Dinner for the Crew on the Mess Deck
long wait in those lines! Don't you miss the Camaraderie of taking chow with your buddy or buddies? The chitter-chatter (scuttlebutt), and the fun of watching your cup slide from one side of the table to the other during high seas? What an adventure! Check out these contented faces of Hancock Sailors, taking chow with the gusto of hard workers, which we all were.
Can you remember those long chow lines? Lines that went the entire length of the ship, on the hangar deck, down two decks to the Mess Deck? Gave you a nice two hour 'break' from your normal routine.. and once you got to the galley, your appetite was huge? You could smell those good smells and your mouth started to water.. There is one thing indisputable about life on the Fighting Hannah: The food Was great and worth the
Pork Steak (which, incidentally, tasted like the soul of someone's worn out blackshoe, and second, Frog legs.Yes! We had Frog Legs on Hannah perhaps twice a year.

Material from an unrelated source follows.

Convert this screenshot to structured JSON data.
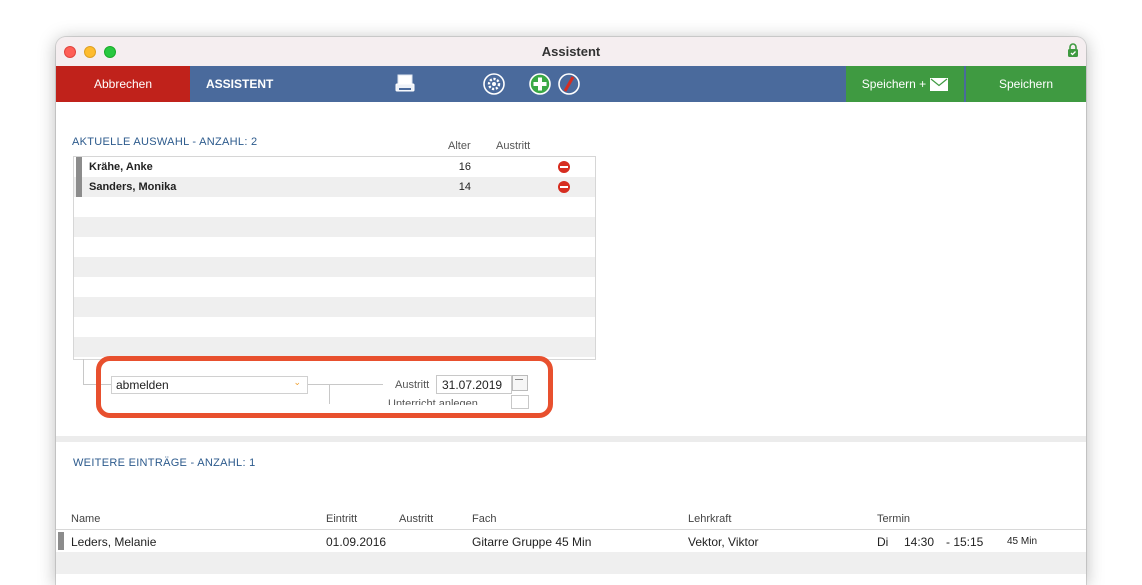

That was two times too many for me, but many didn't share my disdain for this meal. To me, eating an amphibian is like eating your gold fish or pet turtle
When you consider how big our ship was, it is incredible to even think that we'd enjoy good food that tasted good, yet we found it all the time on Hanna. Do you remember 'Hancock Steak'? That was Roast Beef for those of you who have forgotten over the years... or how about 'HC'? There is no need to describe what thatmeans.. if you can remember then you certainly are a true Salt! Hint: "Cold Cuts"... Did you guess now? There was perhaps only two meals which I didn't look forward to on the Hancock. First,
One meal on Hanna that often brought grumbles through the lines (the scuttlebutt followed up the line to the very end.. like a telephone line... was S.O.S. or what we called, "Shit on a Shingle" - /aka/ Chipped Beef on Toast, in a white sauce. In the Navy, we had all kinds of names for things. These are the names that stuck out, and remained in the conundrum of my mind, all these years. Often gross terms, but if you are in the Navy any length of time, these names become so common, they no longer are unusual but accepted terminology. That's a subject for another page on here but what I will say, is that once I mustered out of the Navy, it took me perhaps 6 months to a year to 'clean up' my language!